Golden Jubilee Mass of Sr. Kathleen Marie Lyzotte at Mississippi Abbey
We all know from our own experience that when you are deep into contemplative prayer time stands still – you are sort of out of time and into eternity so the time to get up for vigils or the time to go to work are irrelevant to the contemplative. Since I am addressing contemplative monks and nuns just to make sure we are all on the same page we are now in the year 2023. If we go back 50 years, we are at Sr. Kathy first profession on June 22, 1973. As long as we are at it if we go back 1100 years, we are at the death bed of St. Bernard. Saint that he is he is not feeling sorry for himself or gasping for breath, he is finishing the last of five letters to Eugene Paganelli a monk of Saint Vincent’s and Anastasius Ad Aqua Salvus, who was recently elected Pope. This 5th letter is over 40 pages long so he is in no hurry to die, and one section is dedicated to something Sr. Kathy has been doing for 50 years and some of us even longer. The section is entitled “What it is to contemplate the essence of God,“ Okay, we can all do that, but then Bernard throws this in, “And the heresy of those who say God is God in his divinity but the Divinity itself is not God”. For the last 50 years, Sr. Kathy, like the rest of us has been fighting against this heresy!! “God is God in his divinity but the divinity itself is not God,” we all know that’s a heresy, no big deal. But that is not why I mentioned these letters.

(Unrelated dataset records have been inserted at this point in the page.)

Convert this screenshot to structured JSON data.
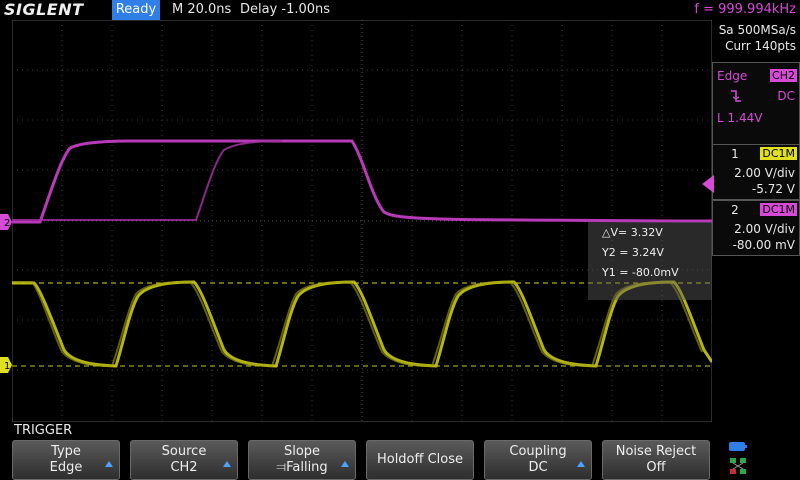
{
  "header": {
    "logo": "SIGLENT",
    "status": "Ready",
    "timebase": "M 20.0ns",
    "delay": "Delay -1.00ns",
    "frequency": "f = 999.994kHz"
  },
  "acquisition": {
    "sample_rate": "Sa 500MSa/s",
    "current_points": "Curr 140pts"
  },
  "trigger_panel": {
    "type": "Edge",
    "source": "CH2",
    "coupling": "DC",
    "level": "L  1.44V",
    "slope_icon": "falling-edge-icon"
  },
  "channels": [
    {
      "number": "1",
      "coupling": "DC1M",
      "vdiv": "2.00 V/div",
      "offset": "-5.72 V",
      "color": "#e0e020"
    },
    {
      "number": "2",
      "coupling": "DC1M",
      "vdiv": "2.00 V/div",
      "offset": "-80.00 mV",
      "color": "#d64ad6"
    }
  ],
  "cursors": {
    "delta_v": "△V= 3.32V",
    "y2": "Y2 = 3.24V",
    "y1": "Y1 = -80.0mV"
  },
  "markers": {
    "ch1": "1",
    "ch2": "2"
  },
  "menu": {
    "title": "TRIGGER",
    "softkeys": [
      {
        "top": "Type",
        "bottom": "Edge",
        "arrow": true
      },
      {
        "top": "Source",
        "bottom": "CH2",
        "arrow": true
      },
      {
        "top": "Slope",
        "bottom": "⫤Falling",
        "arrow": true
      },
      {
        "single": "Holdoff Close",
        "arrow": false
      },
      {
        "top": "Coupling",
        "bottom": "DC",
        "arrow": true
      },
      {
        "top": "Noise Reject",
        "bottom": "Off",
        "arrow": false
      }
    ]
  },
  "colors": {
    "ch1": "#e0e020",
    "ch2": "#d64ad6",
    "accent": "#2f7fe6"
  }
}
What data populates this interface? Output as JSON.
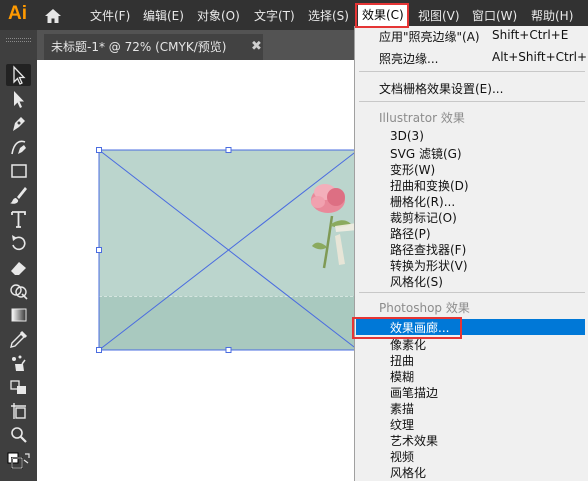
{
  "app": {
    "logo": "Ai",
    "icons": [
      "home-icon"
    ]
  },
  "menubar": {
    "items": [
      "文件(F)",
      "编辑(E)",
      "对象(O)",
      "文字(T)",
      "选择(S)",
      "效果(C)",
      "视图(V)",
      "窗口(W)",
      "帮助(H)"
    ],
    "active": "效果(C)"
  },
  "document": {
    "tab_title": "未标题-1* @ 72% (CMYK/预览)",
    "close_glyph": "✖"
  },
  "tools": [
    "selection-tool",
    "direct-selection-tool",
    "pen-tool",
    "curvature-tool",
    "rectangle-tool",
    "paintbrush-tool",
    "type-tool",
    "rotate-tool",
    "eraser-tool",
    "shape-builder-tool",
    "gradient-tool",
    "eyedropper-tool",
    "symbol-sprayer-tool",
    "puppet-warp-tool",
    "artboard-tool",
    "zoom-tool",
    "fill-stroke-swatch"
  ],
  "effects_menu": {
    "apply_last": {
      "label": "应用\"照亮边缘\"(A)",
      "shortcut": "Shift+Ctrl+E"
    },
    "last_effect": {
      "label": "照亮边缘...",
      "shortcut": "Alt+Shift+Ctrl+E"
    },
    "raster_settings": "文档栅格效果设置(E)...",
    "illustrator_header": "Illustrator 效果",
    "illustrator_items": [
      "3D(3)",
      "SVG 滤镜(G)",
      "变形(W)",
      "扭曲和变换(D)",
      "栅格化(R)...",
      "裁剪标记(O)",
      "路径(P)",
      "路径查找器(F)",
      "转换为形状(V)",
      "风格化(S)"
    ],
    "photoshop_header": "Photoshop 效果",
    "photoshop_highlighted": "效果画廊...",
    "photoshop_items": [
      "像素化",
      "扭曲",
      "模糊",
      "画笔描边",
      "素描",
      "纹理",
      "艺术效果",
      "视频",
      "风格化"
    ]
  },
  "colors": {
    "menubar_bg": "#323232",
    "accent_logo": "#FF9A00",
    "selection_blue": "#0078D7",
    "annotation_red": "#E53535",
    "artboard_fill": "#BBD5CD"
  }
}
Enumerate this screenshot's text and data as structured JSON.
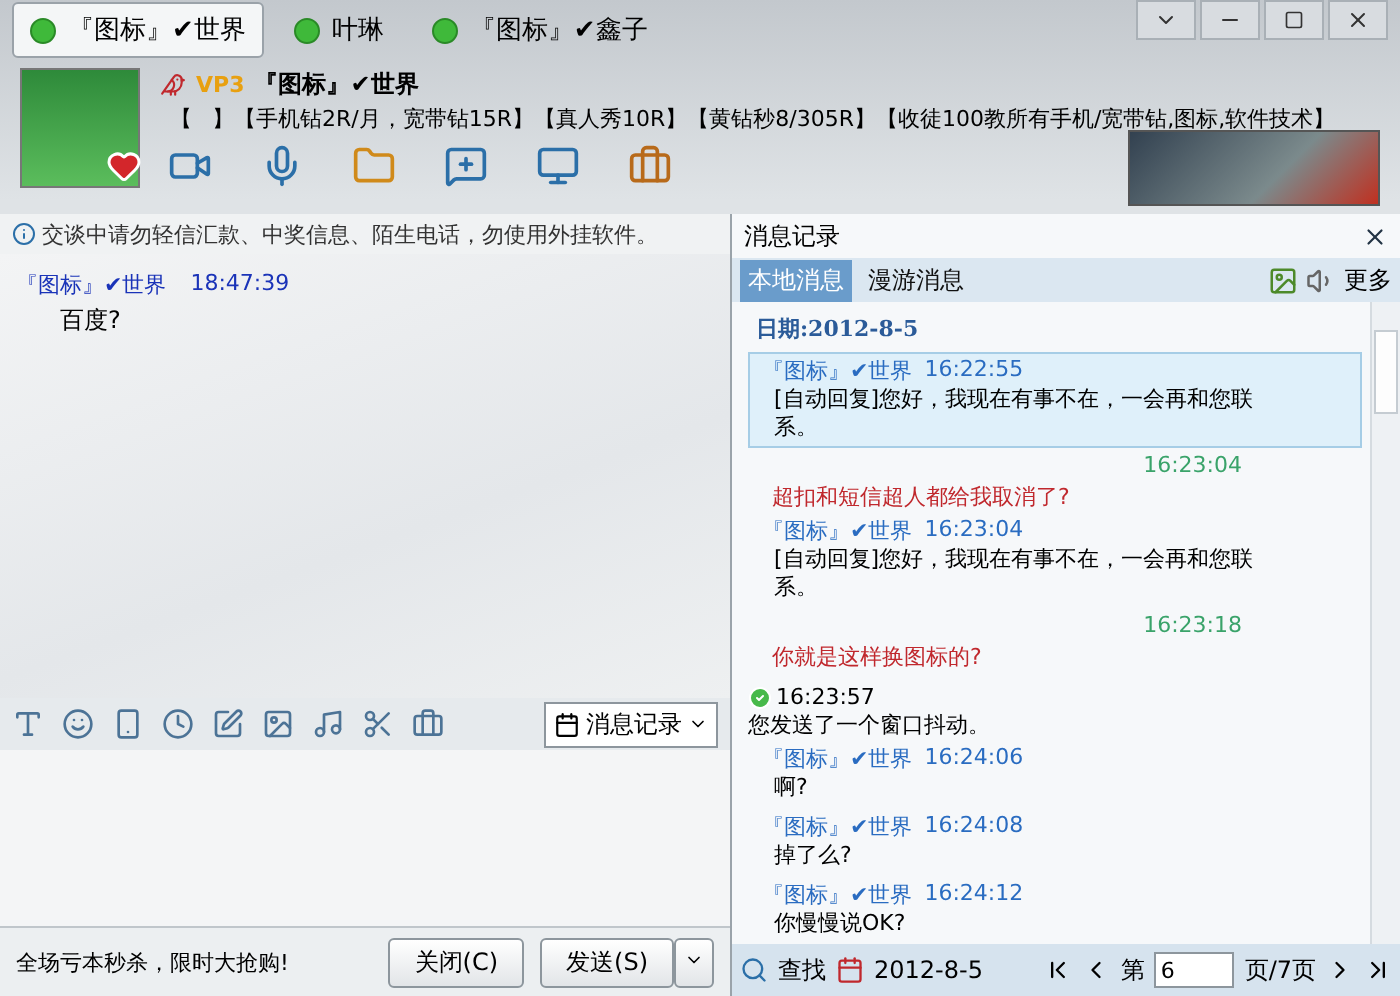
{
  "window": {
    "tabs": [
      {
        "label": "『图标』✔世界",
        "selected": true
      },
      {
        "label": "叶琳",
        "selected": false
      },
      {
        "label": "『图标』✔鑫子",
        "selected": false
      }
    ]
  },
  "profile": {
    "vip": "VP3",
    "nickname": "『图标』✔世界",
    "signature_open": "【",
    "signature_rest": "】【手机钻2R/月，宽带钻15R】【真人秀10R】【黄钻秒8/305R】【收徒100教所有手机/宽带钻,图标,软件技术】"
  },
  "notice": "交谈中请勿轻信汇款、中奖信息、陌生电话，勿使用外挂软件。",
  "chat": [
    {
      "sender": "『图标』✔世界",
      "time": "18:47:39",
      "text": "百度?"
    }
  ],
  "input": {
    "history_button": "消息记录"
  },
  "bottom": {
    "promo": "全场亏本秒杀，限时大抢购!",
    "close_button": "关闭(C)",
    "send_button": "发送(S)"
  },
  "history": {
    "title": "消息记录",
    "tabs": [
      {
        "label": "本地消息",
        "selected": true
      },
      {
        "label": "漫游消息",
        "selected": false
      }
    ],
    "more": "更多",
    "entries": [
      {
        "kind": "date",
        "text": "日期:2012-8-5"
      },
      {
        "kind": "incoming",
        "sender": "『图标』✔世界",
        "time": "16:22:55",
        "text": "[自动回复]您好，我现在有事不在，一会再和您联系。",
        "selected": true
      },
      {
        "kind": "outgoing",
        "time": "16:23:04",
        "text": "超扣和短信超人都给我取消了?"
      },
      {
        "kind": "incoming",
        "sender": "『图标』✔世界",
        "time": "16:23:04",
        "text": "[自动回复]您好，我现在有事不在，一会再和您联系。",
        "selected": false
      },
      {
        "kind": "outgoing",
        "time": "16:23:18",
        "text": "你就是这样换图标的?"
      },
      {
        "kind": "system",
        "time": "16:23:57",
        "text": "您发送了一个窗口抖动。"
      },
      {
        "kind": "incoming",
        "sender": "『图标』✔世界",
        "time": "16:24:06",
        "text": "啊?",
        "selected": false
      },
      {
        "kind": "incoming",
        "sender": "『图标』✔世界",
        "time": "16:24:08",
        "text": "掉了么?",
        "selected": false
      },
      {
        "kind": "incoming",
        "sender": "『图标』✔世界",
        "time": "16:24:12",
        "text": "你慢慢说OK?",
        "selected": false
      }
    ],
    "footer": {
      "search": "查找",
      "date": "2012-8-5",
      "page_prefix": "第",
      "page": "6",
      "page_suffix": "页/7页"
    }
  }
}
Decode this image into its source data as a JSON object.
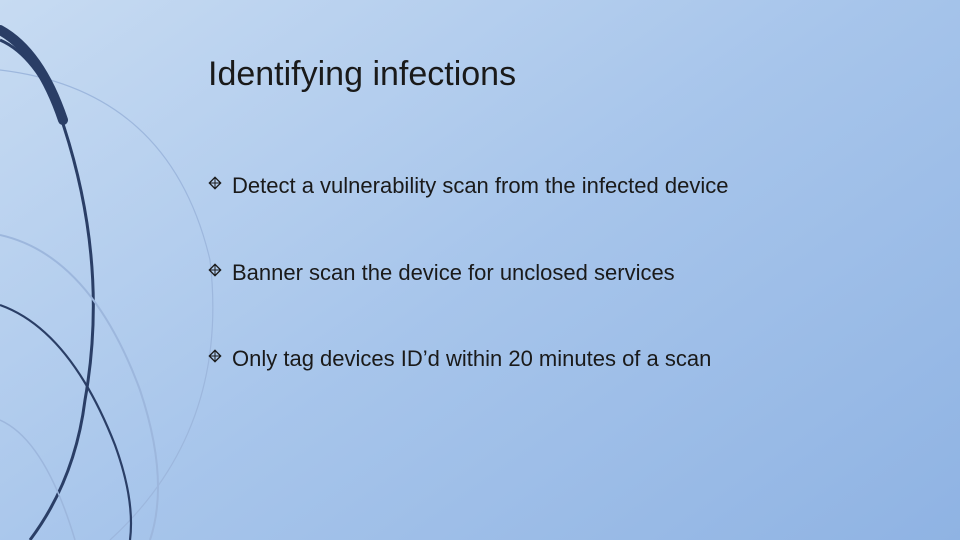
{
  "slide": {
    "title": "Identifying infections",
    "bullets": [
      "Detect a vulnerability scan from the infected device",
      "Banner scan the device for unclosed services",
      "Only tag devices ID’d within 20 minutes of a scan"
    ]
  },
  "colors": {
    "accent_dark": "#2a3e66",
    "accent_light": "#7a9bd0"
  }
}
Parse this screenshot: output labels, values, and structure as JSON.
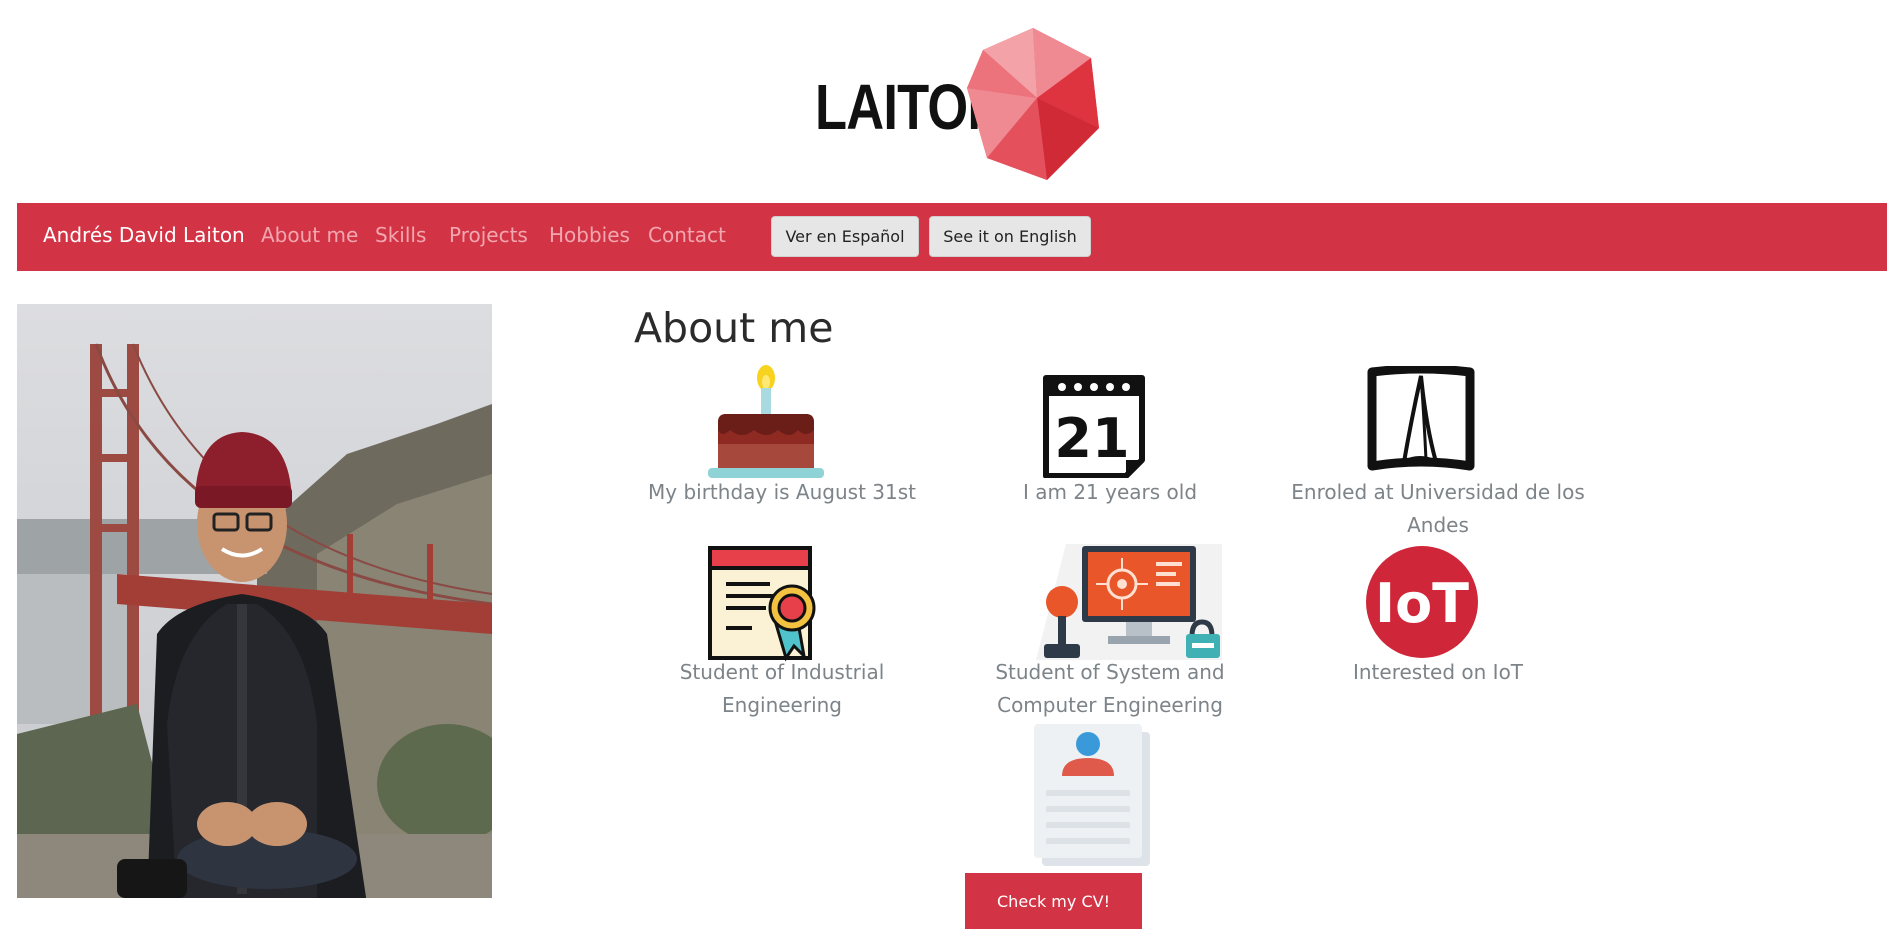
{
  "logo": {
    "text": "LAITON"
  },
  "navbar": {
    "brand": "Andrés David Laiton",
    "links": [
      "About me",
      "Skills",
      "Projects",
      "Hobbies",
      "Contact"
    ],
    "buttons": [
      "Ver en Español",
      "See it on English"
    ]
  },
  "about": {
    "title": "About me",
    "facts": [
      {
        "icon": "birthday-cake-icon",
        "text": "My birthday is August 31st"
      },
      {
        "icon": "calendar-icon",
        "icon_text": "21",
        "text": "I am 21 years old"
      },
      {
        "icon": "university-logo-icon",
        "text": "Enroled at Universidad de los Andes"
      },
      {
        "icon": "certificate-icon",
        "text": "Student of Industrial Engineering"
      },
      {
        "icon": "computer-system-icon",
        "text": "Student of System and Computer Engineering"
      },
      {
        "icon": "iot-icon",
        "icon_text": "IoT",
        "text": "Interested on IoT"
      }
    ],
    "cv_button": "Check my CV!"
  },
  "colors": {
    "brand_red": "#d33445",
    "nav_link": "#f2a7b0",
    "caption": "#7d8489"
  }
}
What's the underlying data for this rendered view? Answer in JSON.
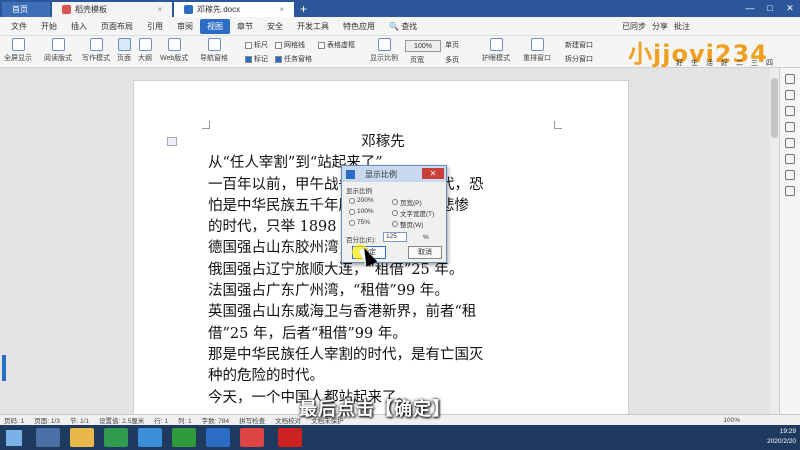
{
  "tabs": {
    "home": "首页",
    "doc1": "稻壳模板",
    "doc2": "邓稼先.docx"
  },
  "menu": [
    "文件",
    "开始",
    "插入",
    "页面布局",
    "引用",
    "审阅",
    "视图",
    "章节",
    "安全",
    "开发工具",
    "特色应用"
  ],
  "menu_selected": "视图",
  "menu_right": {
    "search": "查找",
    "sync": "已同步",
    "share": "分享",
    "annot": "批注"
  },
  "ribbon": {
    "fullscreen": "全屏显示",
    "read": "阅读版式",
    "write": "写作模式",
    "page": "页面",
    "outline": "大纲",
    "web": "Web版式",
    "nav": "导航窗格",
    "ruler": "标尺",
    "grid": "网格线",
    "table": "表格虚框",
    "mark": "标记",
    "task": "任务窗格",
    "zoom_ratio": "显示比例",
    "zoom_pct": "100%",
    "single": "单页",
    "multi": "多页",
    "pageview": "页宽",
    "eye": "护眼模式",
    "rearrange": "重排窗口",
    "newwin": "新建窗口",
    "split": "拆分窗口"
  },
  "logo": {
    "text": "小jjovi234",
    "tagline": "好生活好二三四"
  },
  "document": {
    "title": "邓稼先",
    "lines": [
      "从“任人宰割”到“站起来了”",
      "一百年以前，甲午战争，八国联军时代，恐",
      "怕是中华民族五千年历史上最黑暗最悲惨",
      "的时代，只举 1898 年为例：",
      "德国强占山东胶州湾，“租借”99 年。",
      "俄国强占辽宁旅顺大连，“租借”25 年。",
      "法国强占广东广州湾，“租借”99 年。",
      "英国强占山东威海卫与香港新界，前者“租",
      "借”25 年，后者“租借”99 年。",
      "那是中华民族任人宰割的时代，是有亡国灭",
      "种的危险的时代。",
      "今天，一个中国人都站起来了。"
    ]
  },
  "dialog": {
    "title": "显示比例",
    "group": "显示比例",
    "options": [
      "200%",
      "100%",
      "75%",
      "页宽(P)",
      "文字宽度(T)",
      "整页(W)"
    ],
    "pct_label": "百分比(E):",
    "pct_value": "125",
    "pct_unit": "%",
    "ok": "确定",
    "cancel": "取消"
  },
  "subtitle": "最后点击【确定】",
  "status": {
    "page": "页码: 1",
    "pages": "页面: 1/3",
    "section": "节: 1/1",
    "setting": "设置值: 2.5厘米",
    "row": "行: 1",
    "col": "列: 1",
    "words": "字数: 784",
    "spell": "拼写检查",
    "proof": "文档校对",
    "unsaved": "文档未保护",
    "zoom": "100%"
  },
  "tray": {
    "time": "19:29",
    "date": "2020/2/20"
  }
}
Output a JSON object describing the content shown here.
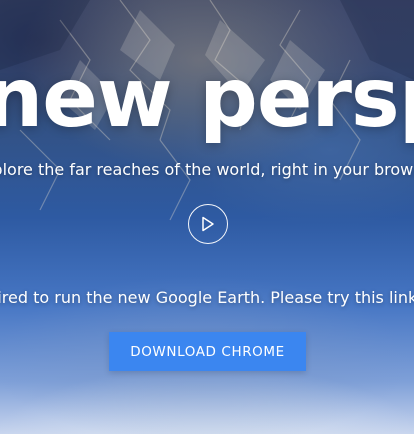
{
  "hero": {
    "headline": "a new perspe",
    "subline": "plore the far reaches of the world, right in your brows",
    "play_icon": "play-icon",
    "notice": "uired to run the new Google Earth. Please try this link i",
    "cta_label": "DOWNLOAD CHROME"
  },
  "colors": {
    "cta_background": "#3b86f0",
    "text": "#ffffff"
  }
}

I mention St. Bernard’s letters because a homily for a 50th anniversary should have some weight to it and who better to borrow from than St. Bernard. He structures his advice to Eugene around four questions: the self, what is above the self, what is below it and what is around it. To adapt these questions to our modern day and to Sr. Kathy we can say Heaven is above her and the whole universe. I read somewhere that we know only 7% of our universe. What is below her is the earth, the land, the ecological reality, our common home, and what is around Sr. Kathy and us are our friends and relatives and all the people we know, especially our community. On the last page of her booklet Sr. Kathy moves into this area and thanks all who helped her through the last 50 years. I noticed she left out Sammy [the dog] but that was just a slip not a statement.
Bernard directs his first letter as a consideration of the self – the famous “Know thyself”. In her choice of reading for this Jubilee Mass Sr. Kathy is telling us who she is and what her ideals are. First of all, she chose the readings from the Mass for the Dedication of a Church. The Temple theme weaves its way through the readings. What appears in the first reading re-appears in the Gospel. For instance, the prophet Ezekiel had a vision of God on the banks of the river Chebar. This river is in Babylon and the people were there in exile in what is known as the Babylonian Captivity. The fact that God appears in Babylon means he is always present to his people. God is not confined to the temple in Jerusalem and Jesus repeats this when he speaks to the women at the well, when he tells her the worship of God is not restricted to a place but whenever someone worships in spirit and truth there is the temple. The temple of the self, the dwelling place of God.
In choosing the Gospel of the women at the well Kathy is telling us she is that women – not the one with 5 husbands but the one who is engaged in a dialogue with Jesus. For fifty years Kathy has been in an intimate conversation with Jesus. The pattern of the original conversation with the Samaritan women is the pattern of our prayer life. Jesus slowly reveals himself to the women and at the same time he tells the women who she really is. He knows everything about her and yet accepts her as she is and even awakens herself to her real identity. Sr. Kathy chose a life of worship in a community. For the past 50 years Jesus has slowly been revealing himself to her and at the same time disclosing to Kathy who she really is. In worship we give our life totally to the object of our worship. It is not something we do at certain intervals, it is a way of life. I remember Joe Boyle telling me about his vocation, He said he and his parents were visiting his older brother who was a monk at Spencer. They went to Vespers and when Joe saw the monks bowing at the Gloria Patri he said to himself this is what he wants to do with his life, bowing in worship of God. It does sum up our life.
The second reading furthers the theme of each person being a dwelling place for God, a temple of God. I ran across two quotes that help us understand something of this mystery. Helen Keller who died in June of 1968 remarked, “I believe that God is in me as the sun is in the color and fragrance of the flower, the light in my darkness, the Voice in my silence”. Without the sun there is no flower. Another feature of the temple is that it cannot be cluttered. It has to be empty of all but God. Just as Benedict says the oratory should not be used for anything else. Just so, our life should have a certain emptiness to it, a place for God alone. This is called a place of nowhere and the light of reason will not lead us to it, only darkness, as John of the Cross says, “I went with no other light/except for that which in my heart was burning/it lit and led me through/ more certain than the noonday clear/ to where one waited near/whose presence well I knew/there where no other presence might appear.”